**Task item**
Return all lines below containing the word "Извещение".

**Supplied information**
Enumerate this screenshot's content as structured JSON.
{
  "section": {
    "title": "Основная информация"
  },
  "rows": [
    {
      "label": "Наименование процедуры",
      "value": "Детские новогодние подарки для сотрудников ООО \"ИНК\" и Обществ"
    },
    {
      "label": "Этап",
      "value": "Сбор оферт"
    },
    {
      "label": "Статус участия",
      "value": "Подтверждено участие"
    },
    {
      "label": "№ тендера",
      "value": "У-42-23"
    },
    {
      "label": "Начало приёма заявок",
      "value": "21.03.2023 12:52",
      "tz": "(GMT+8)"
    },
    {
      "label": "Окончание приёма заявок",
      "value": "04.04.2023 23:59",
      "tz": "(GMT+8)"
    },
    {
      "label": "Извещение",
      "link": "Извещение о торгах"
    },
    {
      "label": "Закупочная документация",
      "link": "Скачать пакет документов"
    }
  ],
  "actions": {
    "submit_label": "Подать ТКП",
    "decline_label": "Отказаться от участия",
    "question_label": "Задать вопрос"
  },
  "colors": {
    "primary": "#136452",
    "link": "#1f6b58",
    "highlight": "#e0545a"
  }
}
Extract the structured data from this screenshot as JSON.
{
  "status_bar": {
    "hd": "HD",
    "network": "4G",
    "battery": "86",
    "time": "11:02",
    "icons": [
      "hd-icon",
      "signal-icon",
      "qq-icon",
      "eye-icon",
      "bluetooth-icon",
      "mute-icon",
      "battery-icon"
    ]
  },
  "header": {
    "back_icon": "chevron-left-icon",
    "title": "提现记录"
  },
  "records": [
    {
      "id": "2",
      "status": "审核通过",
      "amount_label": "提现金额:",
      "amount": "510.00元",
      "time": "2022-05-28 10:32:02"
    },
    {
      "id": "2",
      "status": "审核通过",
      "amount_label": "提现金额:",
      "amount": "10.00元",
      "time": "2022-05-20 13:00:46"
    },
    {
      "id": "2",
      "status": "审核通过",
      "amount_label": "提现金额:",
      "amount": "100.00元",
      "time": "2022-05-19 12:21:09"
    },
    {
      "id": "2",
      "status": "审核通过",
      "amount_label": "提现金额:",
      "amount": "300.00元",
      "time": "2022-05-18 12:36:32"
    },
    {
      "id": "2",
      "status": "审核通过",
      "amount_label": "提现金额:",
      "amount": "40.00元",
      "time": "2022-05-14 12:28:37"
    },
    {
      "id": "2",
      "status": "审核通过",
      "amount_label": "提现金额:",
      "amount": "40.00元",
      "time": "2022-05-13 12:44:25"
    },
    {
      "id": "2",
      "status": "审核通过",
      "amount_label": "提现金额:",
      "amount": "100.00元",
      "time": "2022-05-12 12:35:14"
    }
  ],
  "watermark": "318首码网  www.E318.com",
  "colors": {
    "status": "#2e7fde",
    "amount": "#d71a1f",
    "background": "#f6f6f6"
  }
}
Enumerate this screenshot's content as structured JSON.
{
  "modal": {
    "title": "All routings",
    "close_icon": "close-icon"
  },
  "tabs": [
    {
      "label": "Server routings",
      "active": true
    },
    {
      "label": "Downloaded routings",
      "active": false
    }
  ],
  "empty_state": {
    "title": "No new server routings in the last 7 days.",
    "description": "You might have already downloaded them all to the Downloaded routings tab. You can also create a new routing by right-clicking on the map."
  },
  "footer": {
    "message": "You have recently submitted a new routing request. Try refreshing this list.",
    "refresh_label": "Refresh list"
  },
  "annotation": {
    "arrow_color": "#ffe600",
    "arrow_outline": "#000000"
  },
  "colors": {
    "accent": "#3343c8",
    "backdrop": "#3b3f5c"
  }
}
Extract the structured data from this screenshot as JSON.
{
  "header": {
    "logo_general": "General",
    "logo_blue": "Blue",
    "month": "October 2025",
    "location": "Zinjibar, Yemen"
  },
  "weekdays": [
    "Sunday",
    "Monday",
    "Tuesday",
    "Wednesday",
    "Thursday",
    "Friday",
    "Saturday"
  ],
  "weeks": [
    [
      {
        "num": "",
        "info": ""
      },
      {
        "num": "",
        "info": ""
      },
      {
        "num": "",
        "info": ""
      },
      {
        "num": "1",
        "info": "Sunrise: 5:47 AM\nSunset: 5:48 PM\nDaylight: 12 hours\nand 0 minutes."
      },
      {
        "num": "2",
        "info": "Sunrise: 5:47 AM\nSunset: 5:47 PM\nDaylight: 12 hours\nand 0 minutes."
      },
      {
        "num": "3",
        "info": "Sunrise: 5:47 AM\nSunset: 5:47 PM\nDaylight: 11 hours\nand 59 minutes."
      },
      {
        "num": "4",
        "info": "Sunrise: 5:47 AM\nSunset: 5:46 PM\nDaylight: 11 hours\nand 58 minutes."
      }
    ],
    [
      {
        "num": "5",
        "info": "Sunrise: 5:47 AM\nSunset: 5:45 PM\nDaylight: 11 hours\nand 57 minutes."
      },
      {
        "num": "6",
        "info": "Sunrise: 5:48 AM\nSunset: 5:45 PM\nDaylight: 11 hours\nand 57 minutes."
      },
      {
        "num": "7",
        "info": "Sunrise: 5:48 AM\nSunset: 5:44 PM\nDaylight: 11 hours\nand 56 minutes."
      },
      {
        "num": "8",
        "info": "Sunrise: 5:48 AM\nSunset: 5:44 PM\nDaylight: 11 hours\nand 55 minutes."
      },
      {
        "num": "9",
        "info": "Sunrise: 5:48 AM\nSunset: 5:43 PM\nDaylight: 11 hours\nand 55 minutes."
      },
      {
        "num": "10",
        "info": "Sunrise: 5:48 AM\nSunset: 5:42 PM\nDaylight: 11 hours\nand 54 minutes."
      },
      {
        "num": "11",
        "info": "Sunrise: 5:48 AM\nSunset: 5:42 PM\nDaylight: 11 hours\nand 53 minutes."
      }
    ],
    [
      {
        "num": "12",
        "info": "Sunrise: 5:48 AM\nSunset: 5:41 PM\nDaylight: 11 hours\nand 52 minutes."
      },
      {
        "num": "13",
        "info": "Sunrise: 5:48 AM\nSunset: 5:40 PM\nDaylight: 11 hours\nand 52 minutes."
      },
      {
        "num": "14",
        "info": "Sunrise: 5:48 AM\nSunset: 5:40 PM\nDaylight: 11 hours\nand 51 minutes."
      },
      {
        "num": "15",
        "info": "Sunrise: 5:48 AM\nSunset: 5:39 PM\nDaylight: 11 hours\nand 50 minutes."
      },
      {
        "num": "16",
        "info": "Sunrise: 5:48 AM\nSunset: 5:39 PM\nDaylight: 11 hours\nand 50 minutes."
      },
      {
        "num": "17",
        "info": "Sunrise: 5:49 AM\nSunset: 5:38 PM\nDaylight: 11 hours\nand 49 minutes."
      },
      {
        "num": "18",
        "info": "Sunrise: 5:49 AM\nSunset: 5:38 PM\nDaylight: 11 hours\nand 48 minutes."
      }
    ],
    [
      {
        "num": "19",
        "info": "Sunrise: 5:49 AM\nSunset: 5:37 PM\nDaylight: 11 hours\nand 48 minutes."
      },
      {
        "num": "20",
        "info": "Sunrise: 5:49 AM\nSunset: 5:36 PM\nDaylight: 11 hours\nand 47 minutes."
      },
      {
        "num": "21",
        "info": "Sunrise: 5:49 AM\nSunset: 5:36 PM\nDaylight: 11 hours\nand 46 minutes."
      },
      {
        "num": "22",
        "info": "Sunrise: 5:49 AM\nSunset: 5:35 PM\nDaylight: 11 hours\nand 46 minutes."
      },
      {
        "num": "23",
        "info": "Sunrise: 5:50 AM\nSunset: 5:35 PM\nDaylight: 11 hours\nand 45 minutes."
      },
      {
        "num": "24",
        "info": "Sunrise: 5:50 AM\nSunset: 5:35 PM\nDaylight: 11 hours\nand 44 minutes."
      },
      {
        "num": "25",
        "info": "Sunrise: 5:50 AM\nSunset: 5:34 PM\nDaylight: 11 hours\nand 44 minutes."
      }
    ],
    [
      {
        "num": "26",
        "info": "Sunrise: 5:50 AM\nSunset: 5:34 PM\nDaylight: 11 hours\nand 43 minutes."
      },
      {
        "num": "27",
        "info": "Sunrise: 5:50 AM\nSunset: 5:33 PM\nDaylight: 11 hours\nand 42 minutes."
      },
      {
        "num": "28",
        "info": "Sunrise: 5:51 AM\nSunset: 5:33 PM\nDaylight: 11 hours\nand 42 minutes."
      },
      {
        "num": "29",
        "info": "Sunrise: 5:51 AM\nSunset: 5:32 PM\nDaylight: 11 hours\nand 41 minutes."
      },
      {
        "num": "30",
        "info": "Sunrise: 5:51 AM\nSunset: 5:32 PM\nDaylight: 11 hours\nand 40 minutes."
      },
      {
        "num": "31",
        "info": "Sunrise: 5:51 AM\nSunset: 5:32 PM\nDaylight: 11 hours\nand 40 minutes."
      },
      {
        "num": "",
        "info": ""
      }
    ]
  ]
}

**Answer to the problem**
      "label": "Извещение",
      "link": "Извещение о торгах"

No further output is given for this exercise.